Since 2008, the film incentives have been helping production companies get tax breaks. These tax breaks encourage filmmakers to produce their entertainment in Michigan. This also applies to television and digital media (video games).
In order to get these tax breaks, the productions must spend a set amount of money in Michigan. They are then reward with a certain percentage of the spent money back.
A recent bill is hoping to cut these incentives altogether, in order to save money. However, $50 million is only a 1/10 of 1% of Michigan’s budget. In return, many job opportunities have been created.
What you should know:
- In December 2014 the Michigan legislature voted to extend film incentives to 2021.
- However, on October 21, 2015 a bill passed in the House, 58-51, to cut these incentives.
- Now the Senate must vote to kill or keep these incentives.
The incentives have caused movies like 30 Minutes or Less (Jesse Eisenberg), Oz: The Great and Powerful (James Franco), and the upcoming Batman vs. Superman: Dawn of Justice to be filmed in our state.
“As a young filmmaker and someone who has grown up in Michigan, I have always been a big supporter of the state. However without film incentives, once I graduate I will most likely be forced to go elsewhere to look for jobs. With so many colleges and universities in Michigan offering majors in film, the state’s choice makes me wonder how many taxpayers and citizens it may lose in the coming years because of a few politicians choices to damage an industry that is viable for many young professionals.” said film major Jacob Fisher.
Associate professor Dorie Shelby said
“Without film incentives, films won’t be made in Michigan. That’s just reality. All but a dozen or so states offer varying degrees of tax breaks to filmmakers. What I fear people lose sight of, is the fact that Michigan’s incentive package was never designed solely to attract Hollywood Fat Cat. It was designed, and is still intended, to make production a viable industry in this state by giving tax breaks to local industry professionals who work in production that’s outside of the blockbuster feature film. The incentives were meant to kickstart the industry that also produces local programming, television commercials, content for the web, video games, and a host of other production related businesses. In my view, cutting the incentives is short sighted and a blow to what could be a thriving and prosperous industry in Michigan.”

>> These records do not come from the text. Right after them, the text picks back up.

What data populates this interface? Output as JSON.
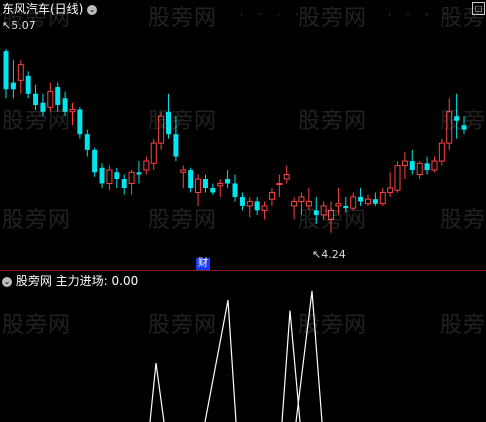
{
  "top_panel": {
    "title": "东风汽车(日线)",
    "high_label": "5.07",
    "low_label": "4.24",
    "badge": "财",
    "colors": {
      "up": "#ff4040",
      "down": "#00e5ee",
      "marker": "#c000c0",
      "badge_bg": "#1a3cff"
    }
  },
  "bottom_panel": {
    "title": "股旁网",
    "indicator_label": "主力进场: 0.00"
  },
  "watermark": "股旁网",
  "dots_left": "· · · ·",
  "dots_right": "· · · ·",
  "corner_icon": "panel-toggle-icon",
  "chart_data": [
    {
      "type": "candlestick",
      "title": "东风汽车(日线)",
      "ylim": [
        4.05,
        5.12
      ],
      "high_label": 5.07,
      "low_label": 4.24,
      "candles": [
        [
          4.99,
          5.0,
          4.78,
          4.82
        ],
        [
          4.85,
          4.95,
          4.78,
          4.82
        ],
        [
          4.86,
          4.95,
          4.8,
          4.93
        ],
        [
          4.88,
          4.9,
          4.78,
          4.8
        ],
        [
          4.8,
          4.84,
          4.73,
          4.75
        ],
        [
          4.76,
          4.8,
          4.7,
          4.72
        ],
        [
          4.74,
          4.85,
          4.72,
          4.81
        ],
        [
          4.83,
          4.85,
          4.72,
          4.75
        ],
        [
          4.78,
          4.81,
          4.7,
          4.72
        ],
        [
          4.72,
          4.76,
          4.66,
          4.73
        ],
        [
          4.73,
          4.74,
          4.6,
          4.62
        ],
        [
          4.62,
          4.64,
          4.52,
          4.55
        ],
        [
          4.55,
          4.56,
          4.43,
          4.45
        ],
        [
          4.47,
          4.49,
          4.38,
          4.4
        ],
        [
          4.4,
          4.48,
          4.37,
          4.46
        ],
        [
          4.45,
          4.47,
          4.38,
          4.42
        ],
        [
          4.42,
          4.44,
          4.35,
          4.38
        ],
        [
          4.4,
          4.46,
          4.35,
          4.45
        ],
        [
          4.45,
          4.5,
          4.4,
          4.44
        ],
        [
          4.46,
          4.52,
          4.44,
          4.5
        ],
        [
          4.49,
          4.6,
          4.46,
          4.58
        ],
        [
          4.58,
          4.72,
          4.55,
          4.7
        ],
        [
          4.72,
          4.8,
          4.6,
          4.62
        ],
        [
          4.62,
          4.7,
          4.5,
          4.52
        ],
        [
          4.45,
          4.48,
          4.38,
          4.46
        ],
        [
          4.46,
          4.47,
          4.36,
          4.38
        ],
        [
          4.36,
          4.44,
          4.3,
          4.42
        ],
        [
          4.42,
          4.44,
          4.36,
          4.38
        ],
        [
          4.38,
          4.4,
          4.35,
          4.36
        ],
        [
          4.39,
          4.42,
          4.34,
          4.4
        ],
        [
          4.42,
          4.46,
          4.38,
          4.4
        ],
        [
          4.4,
          4.44,
          4.32,
          4.34
        ],
        [
          4.34,
          4.36,
          4.28,
          4.3
        ],
        [
          4.3,
          4.34,
          4.25,
          4.32
        ],
        [
          4.32,
          4.34,
          4.26,
          4.28
        ],
        [
          4.28,
          4.32,
          4.24,
          4.3
        ],
        [
          4.33,
          4.38,
          4.3,
          4.36
        ],
        [
          4.4,
          4.44,
          4.34,
          4.4
        ],
        [
          4.42,
          4.48,
          4.4,
          4.44
        ],
        [
          4.3,
          4.34,
          4.24,
          4.32
        ],
        [
          4.32,
          4.36,
          4.26,
          4.34
        ],
        [
          4.3,
          4.38,
          4.28,
          4.32
        ],
        [
          4.28,
          4.34,
          4.22,
          4.26
        ],
        [
          4.26,
          4.32,
          4.24,
          4.3
        ],
        [
          4.24,
          4.32,
          4.18,
          4.28
        ],
        [
          4.3,
          4.38,
          4.26,
          4.31
        ],
        [
          4.3,
          4.34,
          4.27,
          4.29
        ],
        [
          4.29,
          4.36,
          4.28,
          4.34
        ],
        [
          4.34,
          4.38,
          4.3,
          4.32
        ],
        [
          4.31,
          4.35,
          4.3,
          4.33
        ],
        [
          4.33,
          4.36,
          4.3,
          4.31
        ],
        [
          4.31,
          4.38,
          4.3,
          4.36
        ],
        [
          4.36,
          4.45,
          4.34,
          4.38
        ],
        [
          4.37,
          4.5,
          4.36,
          4.48
        ],
        [
          4.48,
          4.54,
          4.42,
          4.5
        ],
        [
          4.5,
          4.55,
          4.44,
          4.46
        ],
        [
          4.44,
          4.5,
          4.42,
          4.49
        ],
        [
          4.49,
          4.52,
          4.44,
          4.46
        ],
        [
          4.46,
          4.52,
          4.45,
          4.5
        ],
        [
          4.5,
          4.6,
          4.48,
          4.58
        ],
        [
          4.58,
          4.78,
          4.55,
          4.72
        ],
        [
          4.7,
          4.8,
          4.6,
          4.68
        ],
        [
          4.66,
          4.7,
          4.62,
          4.64
        ]
      ]
    },
    {
      "type": "line",
      "title": "主力进场",
      "value": 0.0,
      "spikes": [
        0.45,
        0.93,
        0.85,
        1.0
      ]
    }
  ]
}
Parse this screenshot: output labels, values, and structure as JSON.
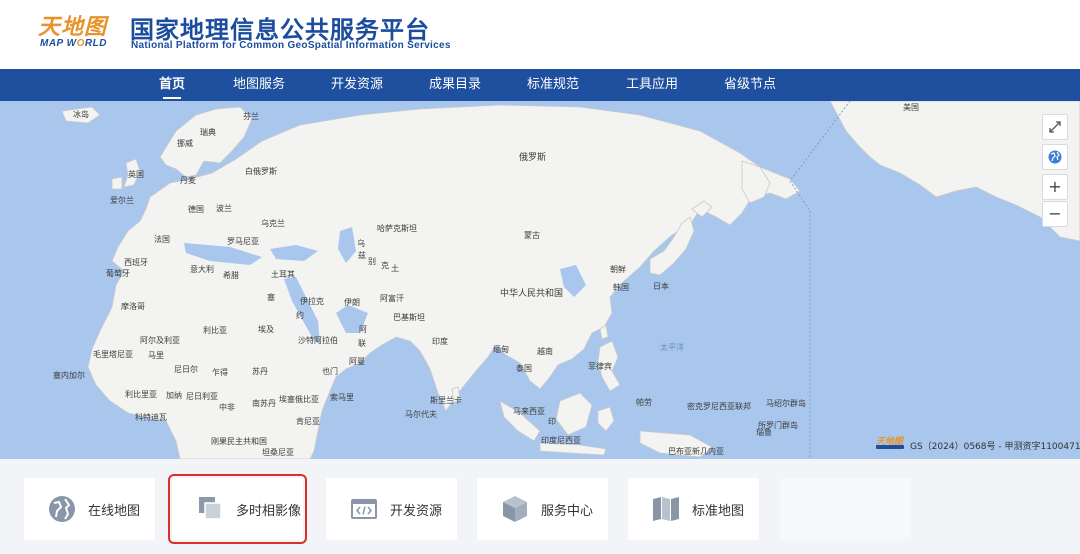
{
  "header": {
    "logo_cn": "天地图",
    "logo_en_a": "MAP W",
    "logo_en_b": "RLD",
    "title": "国家地理信息公共服务平台",
    "subtitle": "National Platform for Common GeoSpatial Information Services"
  },
  "nav": {
    "items": [
      {
        "label": "首页",
        "active": true
      },
      {
        "label": "地图服务"
      },
      {
        "label": "开发资源"
      },
      {
        "label": "成果目录"
      },
      {
        "label": "标准规范"
      },
      {
        "label": "工具应用"
      },
      {
        "label": "省级节点"
      }
    ]
  },
  "map": {
    "labels": [
      "冰岛",
      "芬兰",
      "瑞典",
      "挪威",
      "俄罗斯",
      "英国",
      "丹麦",
      "爱尔兰",
      "德国",
      "波兰",
      "白俄罗斯",
      "乌克兰",
      "法国",
      "罗马尼亚",
      "西班牙",
      "葡萄牙",
      "意大利",
      "希腊",
      "土耳其",
      "哈萨克斯坦",
      "蒙古",
      "乌",
      "兹",
      "别",
      "克",
      "土",
      "朝鲜",
      "韩国",
      "日本",
      "中华人民共和国",
      "伊拉克",
      "伊朗",
      "阿富汗",
      "巴基斯坦",
      "摩洛哥",
      "阿尔及利亚",
      "利比亚",
      "埃及",
      "沙特阿拉伯",
      "阿曼",
      "印度",
      "缅甸",
      "泰国",
      "越南",
      "菲律宾",
      "毛里塔尼亚",
      "马里",
      "尼日尔",
      "乍得",
      "苏丹",
      "也门",
      "塞内加尔",
      "利比里亚",
      "加纳",
      "尼日利亚",
      "中非",
      "南苏丹",
      "科特迪瓦",
      "埃塞俄比亚",
      "刚果民主共和国",
      "坦桑尼亚",
      "肯尼亚",
      "索马里",
      "斯里兰卡",
      "马尔代夫",
      "马来西亚",
      "印度尼西亚",
      "帕劳",
      "密克罗尼西亚联邦",
      "马绍尔群岛",
      "瑙鲁",
      "巴布亚新几内亚",
      "所罗门群岛",
      "美国",
      "太平洋",
      "阿",
      "联",
      "约",
      "塞",
      "印"
    ],
    "copyright": "GS（2024）0568号 - 甲测资字1100471",
    "copyright_logo": "天地图",
    "controls": {
      "fullscreen": "fullscreen-icon",
      "globe": "globe-icon",
      "zoom_in": "+",
      "zoom_out": "−"
    }
  },
  "tiles": [
    {
      "label": "在线地图",
      "icon": "globe-icon"
    },
    {
      "label": "多时相影像",
      "icon": "layers-icon",
      "highlighted": true
    },
    {
      "label": "开发资源",
      "icon": "code-icon"
    },
    {
      "label": "服务中心",
      "icon": "cube-icon"
    },
    {
      "label": "标准地图",
      "icon": "book-icon"
    },
    {
      "label": ""
    }
  ],
  "colors": {
    "brand_blue": "#1f4f9f",
    "logo_orange": "#e8922c",
    "highlight_red": "#d9312a",
    "sea": "#a9c7ec",
    "land": "#f3f3f1"
  }
}
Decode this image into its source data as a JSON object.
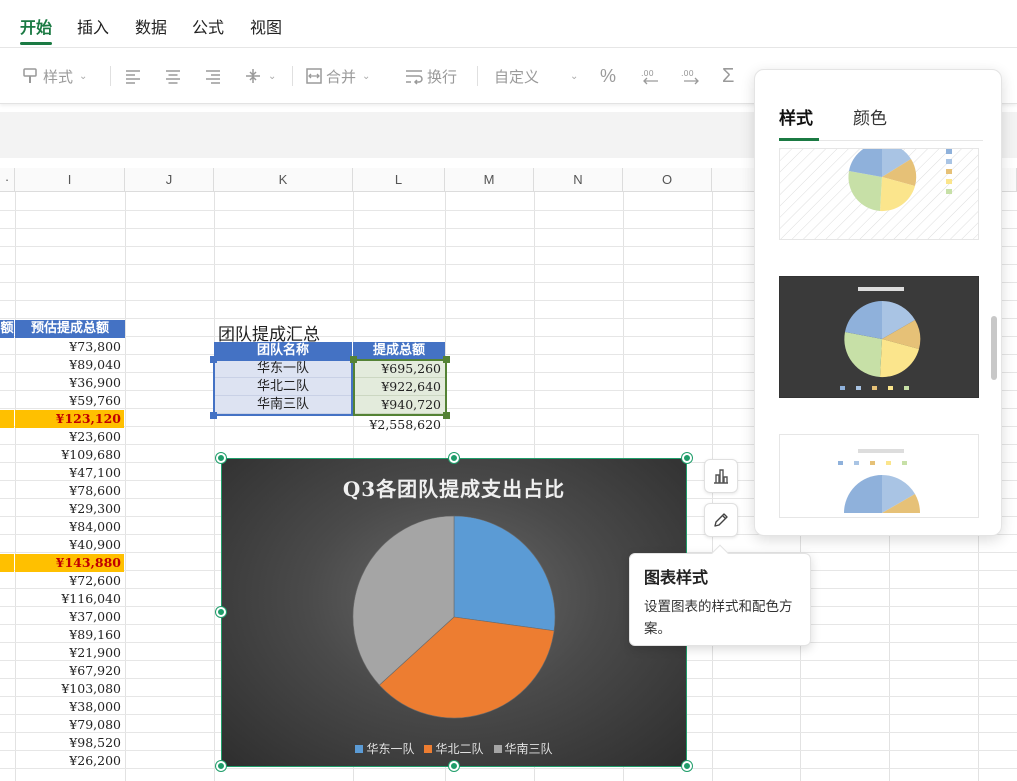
{
  "ribbon": {
    "tabs": [
      "开始",
      "插入",
      "数据",
      "公式",
      "视图"
    ],
    "active_tab": "开始",
    "toolbar": {
      "style_label": "样式",
      "merge_label": "合并",
      "wrap_label": "换行",
      "number_format": "自定义"
    }
  },
  "grid": {
    "columns": [
      "I",
      "J",
      "K",
      "L",
      "M",
      "N",
      "O"
    ],
    "i_header": "预估提成总额",
    "i_values": [
      "¥73,800",
      "¥89,040",
      "¥36,900",
      "¥59,760",
      "¥123,120",
      "¥23,600",
      "¥109,680",
      "¥47,100",
      "¥78,600",
      "¥29,300",
      "¥84,000",
      "¥40,900",
      "¥143,880",
      "¥72,600",
      "¥116,040",
      "¥37,000",
      "¥89,160",
      "¥21,900",
      "¥67,920",
      "¥103,080",
      "¥38,000",
      "¥79,080",
      "¥98,520",
      "¥26,200"
    ],
    "i_highlight_rows": [
      4,
      12
    ],
    "highlight_colors": {
      "fill": "#ffc000",
      "text": "#c00000"
    }
  },
  "summary": {
    "title": "团队提成汇总",
    "headers": [
      "团队名称",
      "提成总额"
    ],
    "rows": [
      {
        "team": "华东一队",
        "amount": "¥695,260"
      },
      {
        "team": "华北二队",
        "amount": "¥922,640"
      },
      {
        "team": "华南三队",
        "amount": "¥940,720"
      }
    ],
    "total": "¥2,558,620",
    "header_color": "#4472c4"
  },
  "chart_data": {
    "type": "pie",
    "title": "Q3各团队提成支出占比",
    "categories": [
      "华东一队",
      "华北二队",
      "华南三队"
    ],
    "values": [
      695260,
      922640,
      940720
    ],
    "colors": [
      "#5b9bd5",
      "#ed7d31",
      "#a5a5a5"
    ],
    "legend": "bottom"
  },
  "side_buttons": [
    "chart-elements-icon",
    "pencil-icon"
  ],
  "tooltip": {
    "title": "图表样式",
    "description": "设置图表的样式和配色方案。"
  },
  "style_panel": {
    "tabs": [
      "样式",
      "颜色"
    ],
    "active_tab": "样式"
  }
}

No dates have been released for the Senate’s opportunity to weigh in on the matter.
“Ever since the end of Jennifer Granholm’s term as governor, the film incentives have become an arguing point between republicans and democrats, with few exceptions. Hopefully in the weeks to come Michigan taxpayers will be able to see their politicians put aside party differences in order to come to an honest and viable decision regarding the future of Michigan’s film incentives and ultimately the film industry that currently exists in Michigan.” Fisher said.
By Courtney Applebee